Koch also looks forward to working across disciplinary perspectives to address the theme of Democracy in the 21st Century. “As an anthropologist and someone who works on the microscopic level, I think it is always important to combine macro general questions with actual empirical details from people,” she says. “Unless we get to the bottom of people's actual lived experiences of the struggles they're facing, the challenges to their dreams and fears for the future, there's very little hope for us in terms of being able to reinvigorate faith in democracy from both an intellectual and political standpoint.”

To foster collaboration, the thematic group is currently developing a series of ”snowball seminars” in which scholars from the various CIVICA partner universities present together on a common theme. The group is also planning a conference for 2021 on the topic of Democracy in the 21st Century with graduate students and faculty from all partner universities. WP6 itself will soon launch a call for proposals to fund collaborative research projects with money from the partner universities.

Speaking to the timeliness of CIVICA’s work, Bogaards says that the appeal of CIVICA is “so obvious that it is hard to believe that we’re only doing this kind of collaboration now. At CEU we are particularly proud to be part of this network in the social sciences. I think it's really important to have this kind of institutional integration in education and research and it's great to be part of this important initiative through CEU.”
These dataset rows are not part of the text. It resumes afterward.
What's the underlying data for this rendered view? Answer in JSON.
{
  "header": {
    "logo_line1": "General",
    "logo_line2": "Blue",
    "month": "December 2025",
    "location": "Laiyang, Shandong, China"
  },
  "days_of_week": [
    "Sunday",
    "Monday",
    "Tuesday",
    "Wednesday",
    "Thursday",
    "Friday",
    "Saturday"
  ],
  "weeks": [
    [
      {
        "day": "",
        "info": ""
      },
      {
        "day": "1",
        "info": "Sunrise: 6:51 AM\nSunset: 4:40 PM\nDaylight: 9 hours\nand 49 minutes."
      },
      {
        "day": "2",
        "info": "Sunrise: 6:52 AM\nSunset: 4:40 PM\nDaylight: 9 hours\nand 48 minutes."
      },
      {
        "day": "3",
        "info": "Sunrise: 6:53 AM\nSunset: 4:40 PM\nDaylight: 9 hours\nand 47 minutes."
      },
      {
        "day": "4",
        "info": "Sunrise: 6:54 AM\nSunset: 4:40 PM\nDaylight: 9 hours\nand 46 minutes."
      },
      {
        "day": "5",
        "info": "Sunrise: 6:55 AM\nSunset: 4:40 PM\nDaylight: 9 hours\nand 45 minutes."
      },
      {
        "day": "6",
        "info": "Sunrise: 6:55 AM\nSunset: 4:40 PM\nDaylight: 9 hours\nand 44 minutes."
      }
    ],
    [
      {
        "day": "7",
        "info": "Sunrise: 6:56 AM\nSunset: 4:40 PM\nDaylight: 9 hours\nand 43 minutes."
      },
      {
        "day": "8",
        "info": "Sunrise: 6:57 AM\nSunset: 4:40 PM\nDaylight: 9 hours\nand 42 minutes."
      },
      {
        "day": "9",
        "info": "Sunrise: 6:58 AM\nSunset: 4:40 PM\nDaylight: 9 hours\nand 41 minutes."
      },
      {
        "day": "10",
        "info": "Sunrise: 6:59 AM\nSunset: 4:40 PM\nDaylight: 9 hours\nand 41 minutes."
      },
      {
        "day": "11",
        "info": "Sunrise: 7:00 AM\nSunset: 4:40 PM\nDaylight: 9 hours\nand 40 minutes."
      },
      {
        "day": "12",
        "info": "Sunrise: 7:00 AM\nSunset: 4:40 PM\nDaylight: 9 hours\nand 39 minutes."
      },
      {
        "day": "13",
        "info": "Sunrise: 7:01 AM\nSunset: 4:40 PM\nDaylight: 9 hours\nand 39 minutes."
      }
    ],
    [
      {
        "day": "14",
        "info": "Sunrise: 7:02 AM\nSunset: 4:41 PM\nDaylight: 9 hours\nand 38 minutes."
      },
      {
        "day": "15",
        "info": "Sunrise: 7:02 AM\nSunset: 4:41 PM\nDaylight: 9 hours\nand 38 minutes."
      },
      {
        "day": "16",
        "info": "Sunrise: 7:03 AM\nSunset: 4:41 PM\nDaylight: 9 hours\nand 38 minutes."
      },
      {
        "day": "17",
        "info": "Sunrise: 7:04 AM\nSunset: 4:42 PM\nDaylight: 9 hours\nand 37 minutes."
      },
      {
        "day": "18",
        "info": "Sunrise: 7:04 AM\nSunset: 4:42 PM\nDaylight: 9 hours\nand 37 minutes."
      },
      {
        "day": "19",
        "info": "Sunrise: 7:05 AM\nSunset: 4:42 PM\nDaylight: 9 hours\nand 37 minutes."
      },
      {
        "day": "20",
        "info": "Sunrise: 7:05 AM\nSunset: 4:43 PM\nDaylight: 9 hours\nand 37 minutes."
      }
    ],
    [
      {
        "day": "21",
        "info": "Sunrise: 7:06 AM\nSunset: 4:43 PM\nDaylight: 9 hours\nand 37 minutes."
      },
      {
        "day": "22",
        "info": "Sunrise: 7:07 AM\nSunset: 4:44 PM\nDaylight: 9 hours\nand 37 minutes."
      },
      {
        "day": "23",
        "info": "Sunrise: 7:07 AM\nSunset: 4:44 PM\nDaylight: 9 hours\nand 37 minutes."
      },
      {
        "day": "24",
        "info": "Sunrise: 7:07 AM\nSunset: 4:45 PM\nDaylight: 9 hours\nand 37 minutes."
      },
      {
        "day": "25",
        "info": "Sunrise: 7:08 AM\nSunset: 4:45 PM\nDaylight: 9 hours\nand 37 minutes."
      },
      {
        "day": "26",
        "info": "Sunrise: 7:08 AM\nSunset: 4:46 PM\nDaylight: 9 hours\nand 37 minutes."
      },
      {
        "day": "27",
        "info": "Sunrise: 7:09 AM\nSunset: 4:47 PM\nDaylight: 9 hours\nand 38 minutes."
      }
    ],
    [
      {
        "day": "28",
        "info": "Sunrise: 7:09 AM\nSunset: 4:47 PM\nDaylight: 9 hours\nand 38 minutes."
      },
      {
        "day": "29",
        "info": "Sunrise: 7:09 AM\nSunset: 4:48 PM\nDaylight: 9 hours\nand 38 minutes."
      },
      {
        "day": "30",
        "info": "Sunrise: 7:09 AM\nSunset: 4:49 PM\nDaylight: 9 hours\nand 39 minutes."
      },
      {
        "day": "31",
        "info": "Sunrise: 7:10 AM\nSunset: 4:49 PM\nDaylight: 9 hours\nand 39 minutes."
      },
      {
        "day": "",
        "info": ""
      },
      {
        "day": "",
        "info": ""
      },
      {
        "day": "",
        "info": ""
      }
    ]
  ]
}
In line with the theme of Democracy in the 21st Century, CEU's newly launching Democracy Institute will host its first event on November 16, 2020: a panel discussion reflecting on the 2020 United States Election and how the outcomes could affect the evolution of democracy in the USA and worldwide.

This piece was originally published on the website of CIVICA – The European University of Social Sciences.

About CIVICA: CIVICA brings together eight leading European higher education institutions in the social sciences, humanities, business management and public policy, with a total of 50,000 students and 10,000 faculty members. Together, they build on an ever-stronger combination of teaching, research and innovation to mobilize and share knowledge as a public good and to facilitate civic responsibility in Europe and beyond.

CIVICA’s members are: Bocconi University (Italy), Central European University (Austria and Hungary), European University Institute (Intergovernmental), Hertie School (Germany), National University of Political Studies and Public Administration (Romania), Sciences Po (France), Stockholm School of Economics (Sweden) and The London School of Economics and Political Sciences (United Kingdom).